---------- Material provided
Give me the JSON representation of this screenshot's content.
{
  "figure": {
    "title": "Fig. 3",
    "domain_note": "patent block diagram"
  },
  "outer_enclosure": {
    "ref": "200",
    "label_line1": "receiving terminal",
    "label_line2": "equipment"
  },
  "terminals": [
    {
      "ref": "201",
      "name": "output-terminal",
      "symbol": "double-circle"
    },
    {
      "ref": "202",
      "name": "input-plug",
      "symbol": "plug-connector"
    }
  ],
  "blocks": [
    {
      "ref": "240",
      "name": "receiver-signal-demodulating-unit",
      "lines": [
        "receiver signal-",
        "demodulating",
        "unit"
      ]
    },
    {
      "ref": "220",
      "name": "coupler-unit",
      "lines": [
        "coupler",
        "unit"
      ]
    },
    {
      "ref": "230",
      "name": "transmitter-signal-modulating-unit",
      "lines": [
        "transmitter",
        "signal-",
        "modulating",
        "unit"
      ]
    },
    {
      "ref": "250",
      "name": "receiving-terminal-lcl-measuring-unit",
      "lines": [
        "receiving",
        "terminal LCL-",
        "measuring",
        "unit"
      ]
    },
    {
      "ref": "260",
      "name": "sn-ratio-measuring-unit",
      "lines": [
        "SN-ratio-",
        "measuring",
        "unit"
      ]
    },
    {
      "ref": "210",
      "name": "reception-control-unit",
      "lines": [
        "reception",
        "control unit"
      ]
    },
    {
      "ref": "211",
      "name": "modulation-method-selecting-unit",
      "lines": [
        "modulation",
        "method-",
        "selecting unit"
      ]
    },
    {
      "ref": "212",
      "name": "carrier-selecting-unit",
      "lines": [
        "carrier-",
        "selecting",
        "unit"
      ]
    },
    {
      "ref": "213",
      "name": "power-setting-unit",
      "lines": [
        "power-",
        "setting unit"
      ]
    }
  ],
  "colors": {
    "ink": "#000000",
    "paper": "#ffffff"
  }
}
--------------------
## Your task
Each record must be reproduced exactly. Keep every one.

## Result
Give me the JSON representation of this screenshot's content.
{
  "figure": {
    "title": "Fig. 3",
    "domain_note": "patent block diagram"
  },
  "outer_enclosure": {
    "ref": "200",
    "label_line1": "receiving terminal",
    "label_line2": "equipment"
  },
  "terminals": [
    {
      "ref": "201",
      "name": "output-terminal",
      "symbol": "double-circle"
    },
    {
      "ref": "202",
      "name": "input-plug",
      "symbol": "plug-connector"
    }
  ],
  "blocks": [
    {
      "ref": "240",
      "name": "receiver-signal-demodulating-unit",
      "lines": [
        "receiver signal-",
        "demodulating",
        "unit"
      ]
    },
    {
      "ref": "220",
      "name": "coupler-unit",
      "lines": [
        "coupler",
        "unit"
      ]
    },
    {
      "ref": "230",
      "name": "transmitter-signal-modulating-unit",
      "lines": [
        "transmitter",
        "signal-",
        "modulating",
        "unit"
      ]
    },
    {
      "ref": "250",
      "name": "receiving-terminal-lcl-measuring-unit",
      "lines": [
        "receiving",
        "terminal LCL-",
        "measuring",
        "unit"
      ]
    },
    {
      "ref": "260",
      "name": "sn-ratio-measuring-unit",
      "lines": [
        "SN-ratio-",
        "measuring",
        "unit"
      ]
    },
    {
      "ref": "210",
      "name": "reception-control-unit",
      "lines": [
        "reception",
        "control unit"
      ]
    },
    {
      "ref": "211",
      "name": "modulation-method-selecting-unit",
      "lines": [
        "modulation",
        "method-",
        "selecting unit"
      ]
    },
    {
      "ref": "212",
      "name": "carrier-selecting-unit",
      "lines": [
        "carrier-",
        "selecting",
        "unit"
      ]
    },
    {
      "ref": "213",
      "name": "power-setting-unit",
      "lines": [
        "power-",
        "setting unit"
      ]
    }
  ],
  "colors": {
    "ink": "#000000",
    "paper": "#ffffff"
  }
}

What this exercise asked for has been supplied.